The use of summer as a name, or a part of a name, is not new.
The Scottish Sorley is the Anglicized form of Gaelic Somhairle, itself from the Old Norse Somerled from sumar ‘summer’ + líðr ‘to pass by’, hence ‘summer passer-by’ or ‘summer wayfarer’.
Another summery name of Old Norse origin is Somerilda ‘summer-battle’.
Somerset is also not unheard of as a given name (a well-known bearer was the writer Somerset Maughan). This comes from the Old English cognate sumor ‘summer’ + sǣte ‘dwellers’ and ‘settlers’. It became the surname of a powerful aristocratic family, who are still Dukes of Beaufort today.
Names meaning ‘summer’ can be found in other languages too.
The Welsh Haf (pronounced ‘harv’) is not uncommon as a girl’s name in Wales, especially as a middle name. It also features in the girls’ names Hafwen and Wenhaf ‘blessed summer’, Hafren, and Hafgan — ‘summer song’ — the name of a King of the Otherworld in Welsh mythology. There’s also Hefin ‘of summer’ — specifically, ‘of midsummer’.
Meanwhile, Samhradán is an Irish boy’s name meaning ‘little summer’.
Belisama is a Gaulish Goddess of light, whose name means ‘powerful summer’.
Therina is rare name first encountered in the late 18th Century from the Greek therinos ‘of summer’. Another is Therea, first used in the 19th Century. Rarer still is Euthera — ‘pleasant in summer’. All are from theros ‘summer’. Some argue this is the ultimate source of the better known Theresa.

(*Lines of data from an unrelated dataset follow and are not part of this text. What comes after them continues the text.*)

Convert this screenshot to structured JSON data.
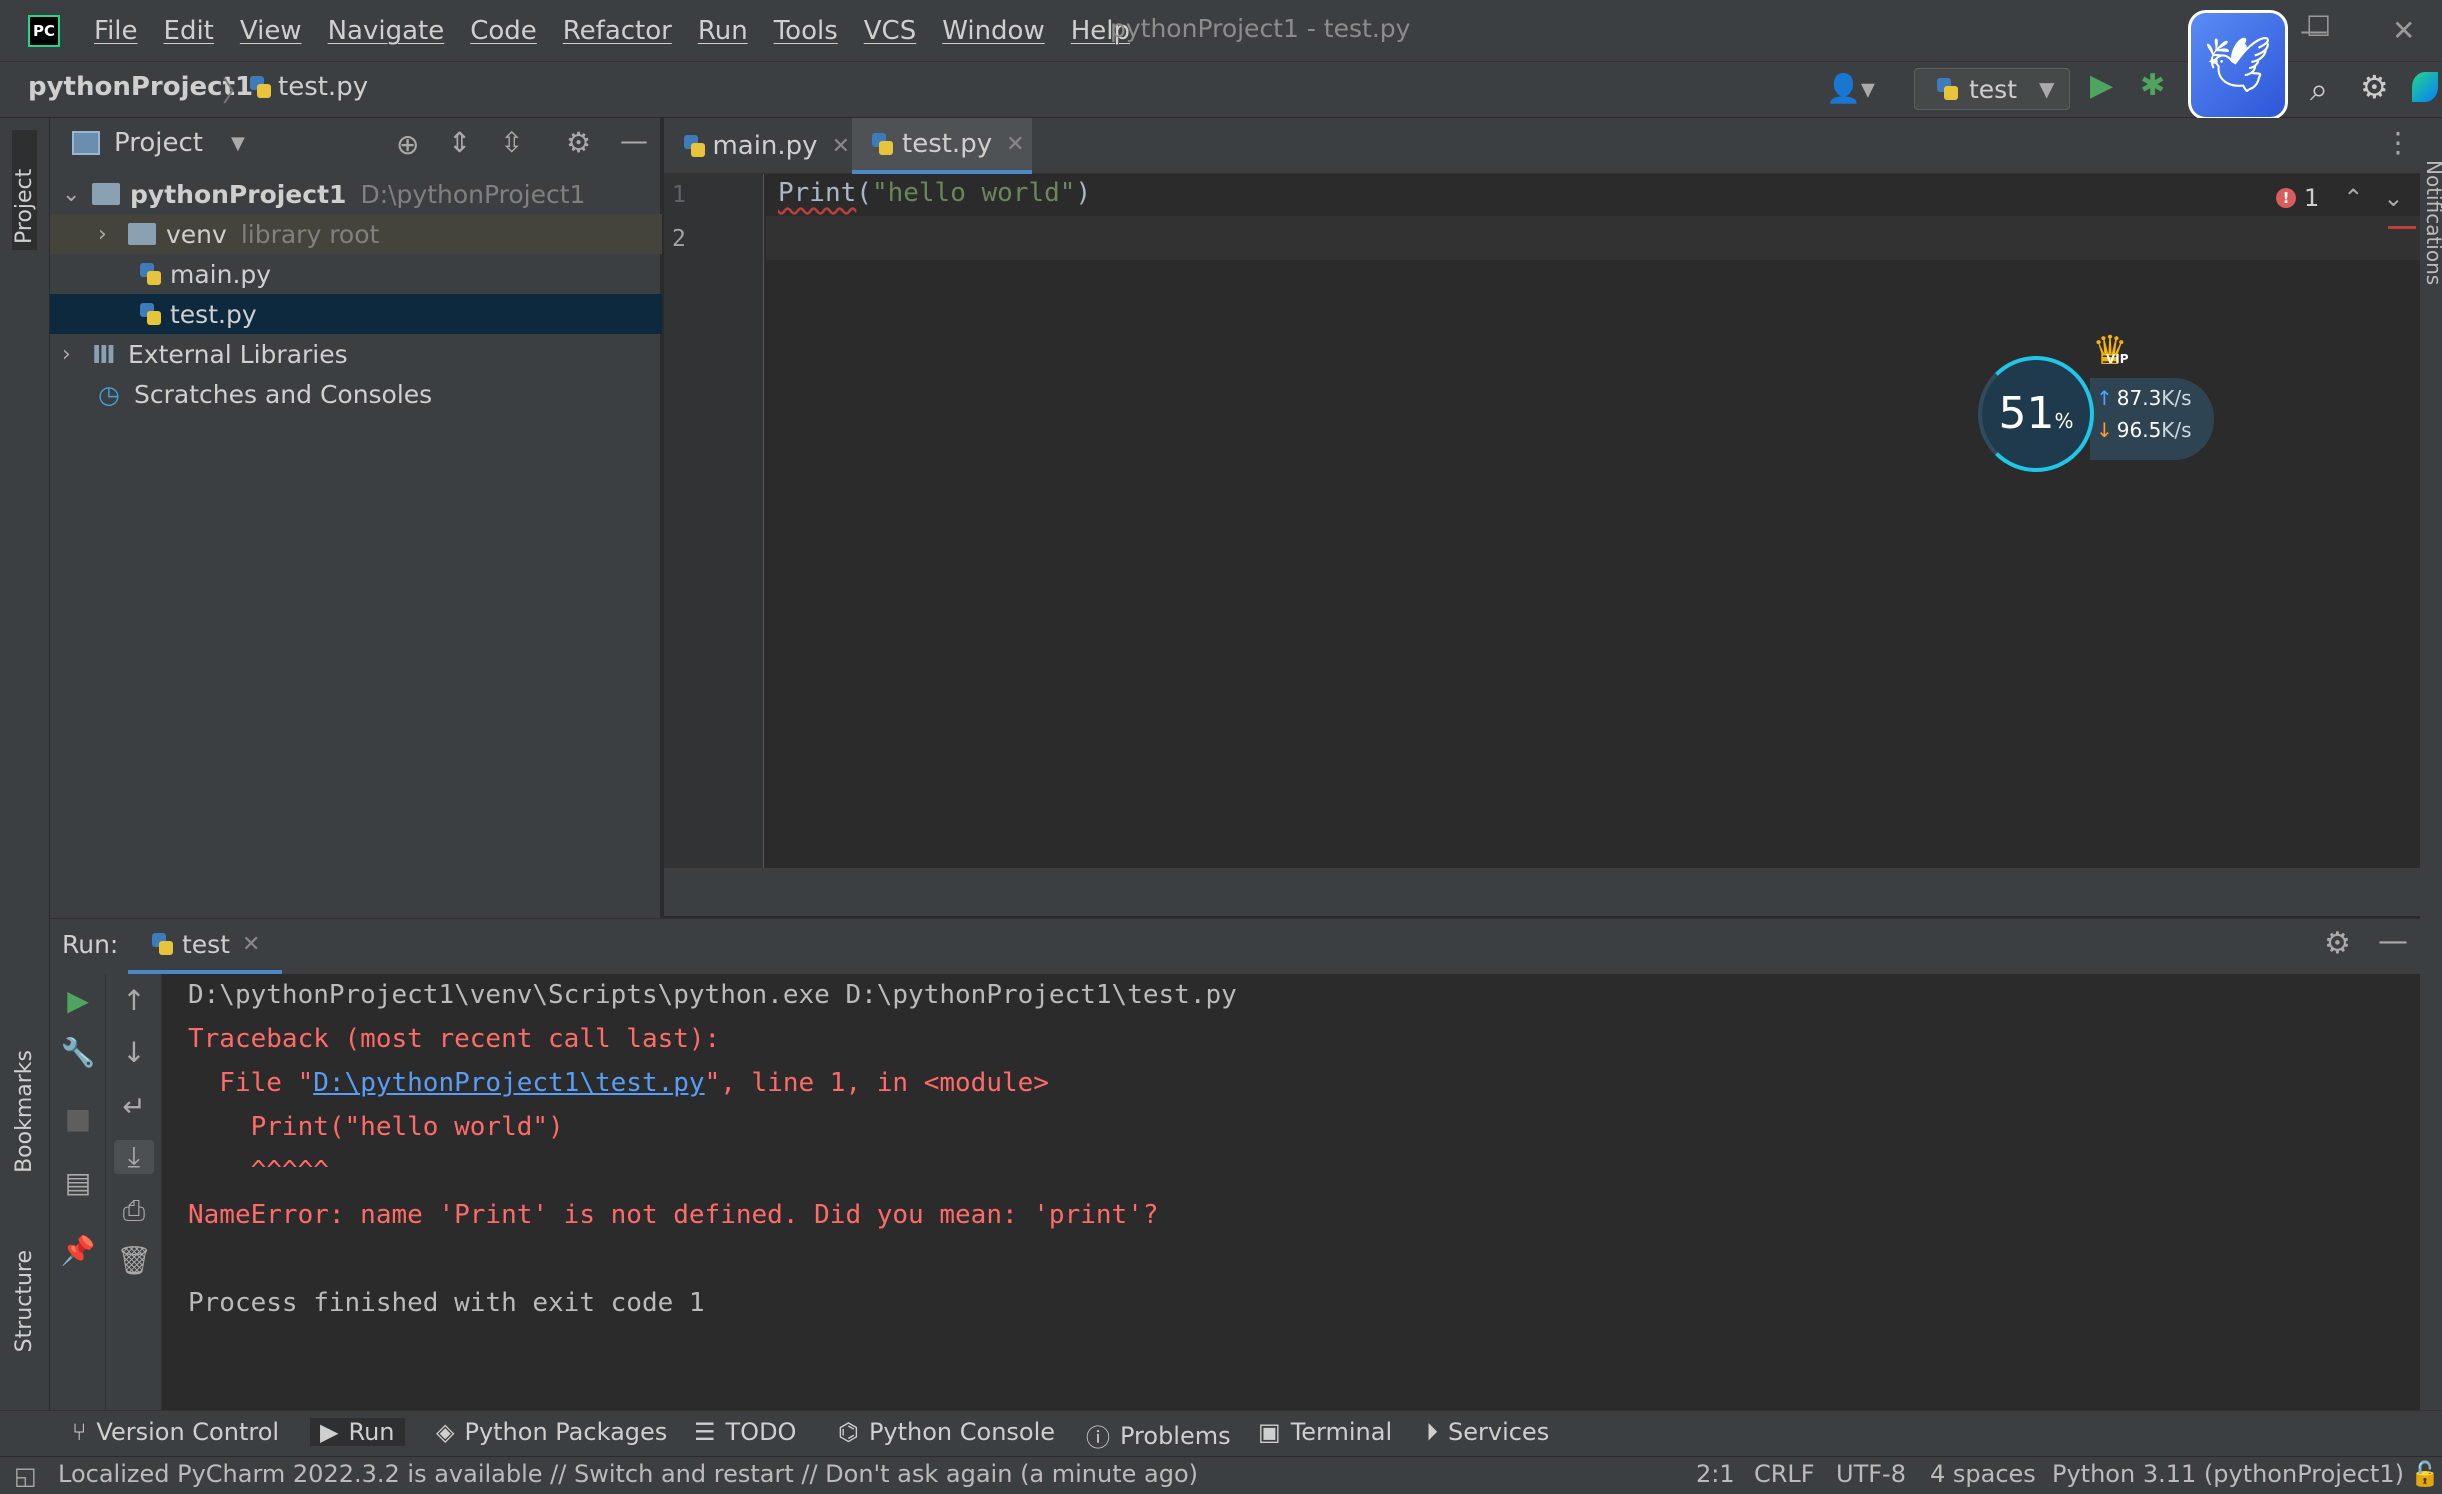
{
  "window": {
    "title": "pythonProject1 - test.py",
    "logo": "PC",
    "minimize": "—",
    "maximize": "☐",
    "close": "✕"
  },
  "menu": [
    "File",
    "Edit",
    "View",
    "Navigate",
    "Code",
    "Refactor",
    "Run",
    "Tools",
    "VCS",
    "Window",
    "Help"
  ],
  "breadcrumb": {
    "project": "pythonProject1",
    "separator": "〉",
    "file": "test.py"
  },
  "run_config": {
    "name": "test"
  },
  "side_tools": {
    "project": "Project",
    "bookmarks": "Bookmarks",
    "structure": "Structure",
    "notifications": "Notifications"
  },
  "project_panel": {
    "title": "Project",
    "tree": [
      {
        "label": "pythonProject1",
        "hint": "D:\\pythonProject1"
      },
      {
        "label": "venv",
        "hint": "library root"
      },
      {
        "label": "main.py",
        "hint": ""
      },
      {
        "label": "test.py",
        "hint": ""
      },
      {
        "label": "External Libraries",
        "hint": ""
      },
      {
        "label": "Scratches and Consoles",
        "hint": ""
      }
    ]
  },
  "editor": {
    "tabs": [
      {
        "label": "main.py"
      },
      {
        "label": "test.py"
      }
    ],
    "line_numbers": [
      "1",
      "2"
    ],
    "code": {
      "fn": "Print",
      "open": "(",
      "str": "\"hello world\"",
      "close": ")"
    },
    "error_count": "1"
  },
  "speed_widget": {
    "percent": "51",
    "percent_sign": "%",
    "upload": "87.3",
    "download": "96.5",
    "unit": "K/s",
    "badge": "VIP"
  },
  "run_panel": {
    "label": "Run:",
    "tab": "test",
    "console": [
      {
        "text": "D:\\pythonProject1\\venv\\Scripts\\python.exe D:\\pythonProject1\\test.py",
        "kind": "out"
      },
      {
        "text": "Traceback (most recent call last):",
        "kind": "err"
      },
      {
        "prefix": "  File \"",
        "link": "D:\\pythonProject1\\test.py",
        "suffix": "\", line 1, in <module>",
        "kind": "err"
      },
      {
        "text": "    Print(\"hello world\")",
        "kind": "err"
      },
      {
        "text": "    ^^^^^",
        "kind": "err"
      },
      {
        "text": "NameError: name 'Print' is not defined. Did you mean: 'print'?",
        "kind": "err"
      },
      {
        "text": "",
        "kind": "out"
      },
      {
        "text": "Process finished with exit code 1",
        "kind": "out"
      }
    ]
  },
  "bottom_tools": [
    "Version Control",
    "Run",
    "Python Packages",
    "TODO",
    "Python Console",
    "Problems",
    "Terminal",
    "Services"
  ],
  "status": {
    "message": "Localized PyCharm 2022.3.2 is available // Switch and restart // Don't ask again (a minute ago)",
    "position": "2:1",
    "line_ending": "CRLF",
    "encoding": "UTF-8",
    "indent": "4 spaces",
    "interpreter": "Python 3.11 (pythonProject1)"
  },
  "colors": {
    "accent": "#4a88c7",
    "error": "#ff6b68",
    "run_green": "#4ea55f",
    "background": "#2b2b2b",
    "panel": "#3c3f41"
  }
}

Others include the Chinese Xia (夏), the Indian girl’s names Grishma and Ushma, the Finnish girl’s name Suvi, and boy’s name Kesä, the Kurdish girl’s name Hawin, and the Albanian boy’s name Behar. Also in Albania, the girl’s name Vera can be interpreted as deriving from verë, another Albanian word for summer.

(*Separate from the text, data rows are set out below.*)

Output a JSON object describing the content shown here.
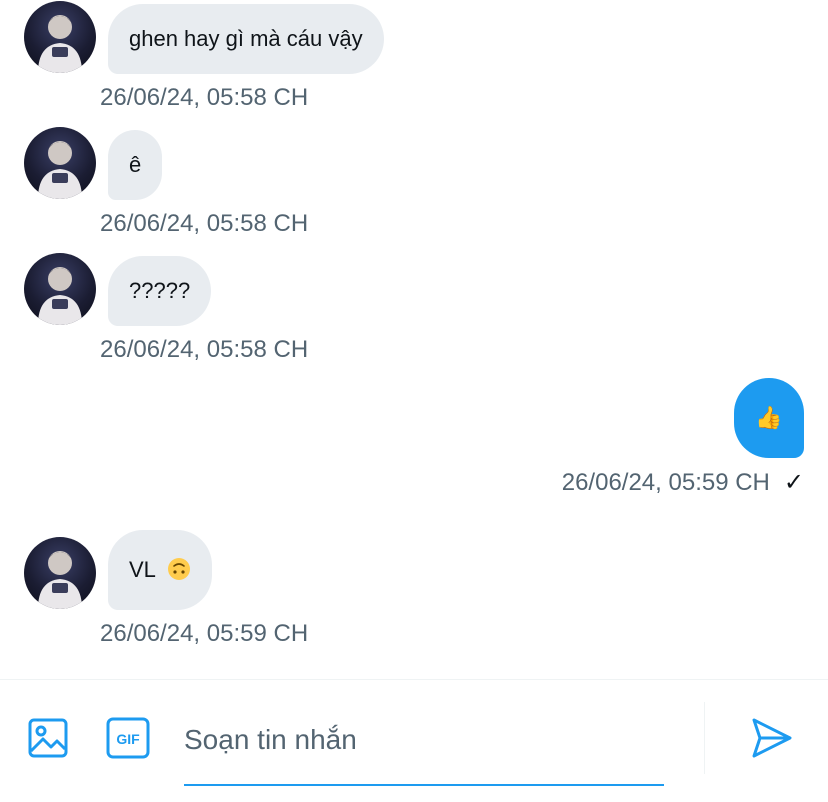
{
  "conversation": {
    "messages": [
      {
        "direction": "in",
        "text": "ghen hay gì mà cáu vậy",
        "timestamp": "26/06/24, 05:58 CH"
      },
      {
        "direction": "in",
        "text": "ê",
        "timestamp": "26/06/24, 05:58 CH"
      },
      {
        "direction": "in",
        "text": "?????",
        "timestamp": "26/06/24, 05:58 CH"
      },
      {
        "direction": "out",
        "text": "👍",
        "timestamp": "26/06/24, 05:59 CH",
        "status": "✓"
      },
      {
        "direction": "in",
        "text": "VL",
        "emoji": "upside-down-face",
        "timestamp": "26/06/24, 05:59 CH"
      }
    ]
  },
  "composer": {
    "placeholder": "Soạn tin nhắn",
    "value": "",
    "gif_label": "GIF",
    "icons": {
      "media": "image-icon",
      "gif": "gif-icon",
      "send": "send-icon"
    }
  },
  "colors": {
    "accent": "#1d9bf0",
    "incoming_bubble": "#e8ecf0",
    "text_primary": "#0f1419",
    "text_secondary": "#536471"
  }
}
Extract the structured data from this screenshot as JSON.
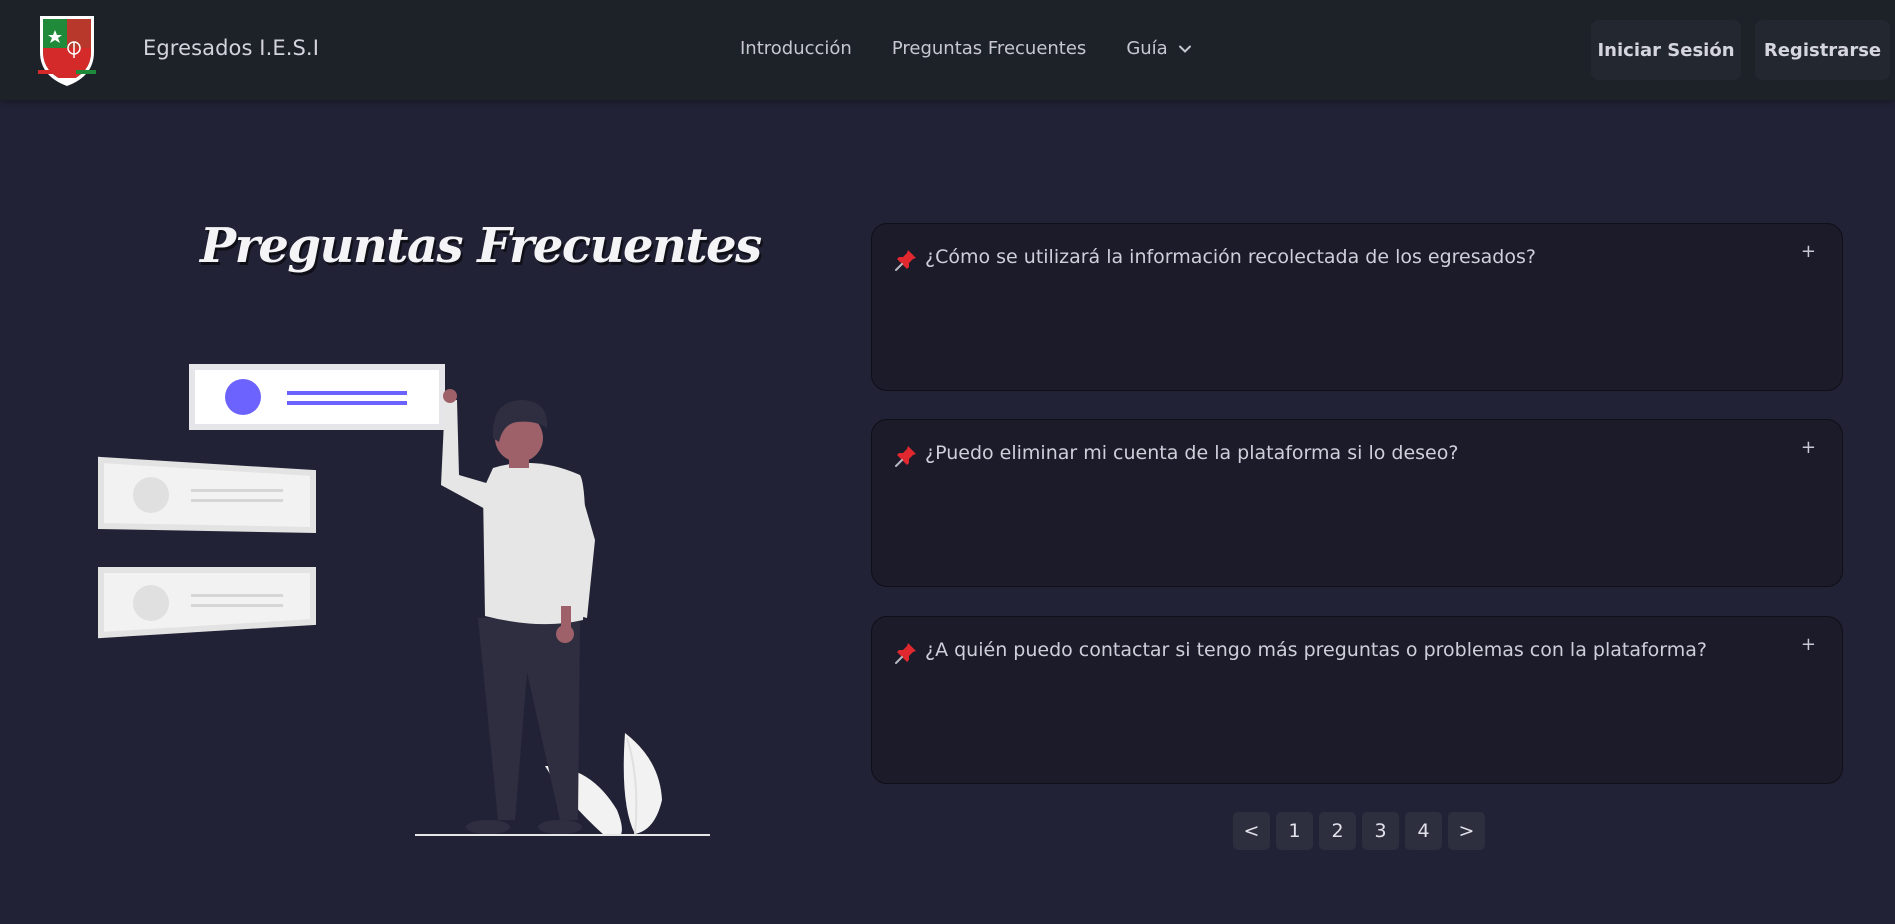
{
  "navbar": {
    "brand": "Egresados I.E.S.I",
    "logo_icon": "school-shield-icon",
    "links": [
      {
        "label": "Introducción"
      },
      {
        "label": "Preguntas Frecuentes"
      },
      {
        "label": "Guía",
        "icon": "chevron-down-icon"
      }
    ],
    "login_label": "Iniciar Sesión",
    "register_label": "Registrarse"
  },
  "hero": {
    "title": "Preguntas Frecuentes",
    "illustration_icon": "person-with-cards-illustration"
  },
  "faq": {
    "items": [
      {
        "question": "¿Cómo se utilizará la información recolectada de los egresados?",
        "toggle": "+",
        "icon": "pushpin-icon"
      },
      {
        "question": "¿Puedo eliminar mi cuenta de la plataforma si lo deseo?",
        "toggle": "+",
        "icon": "pushpin-icon"
      },
      {
        "question": "¿A quién puedo contactar si tengo más preguntas o problemas con la plataforma?",
        "toggle": "+",
        "icon": "pushpin-icon"
      }
    ]
  },
  "pagination": {
    "prev": "<",
    "pages": [
      "1",
      "2",
      "3",
      "4"
    ],
    "next": ">"
  },
  "colors": {
    "background": "#222236",
    "navbar": "#1d2128",
    "card": "#1b1b2a",
    "accent_purple": "#6c63ff",
    "pin_red": "#e0282e"
  }
}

Meanwhile, the Basque girl’s name Udane derives from uda ‘summer’, and the rare French boy’s name Veran may be an adoption of the Galician verán.
A number of Japanese girls’ names include Japanese word for summer. Natsuko and Natsumi are just two which feature natsu, while Shizuka can be interpreted as meaning ‘quiet summer’.
Hebrew Kayitz and Swahili Majira (strictly, ‘season’) are also attested, and Latvian/Lithuanain Vasara is not unknown.
Summer stands out as an ideal Pagan choice, free of all and any association with any other religion, but not too ‘way out there’, if ‘way out there’ isn’t your thing.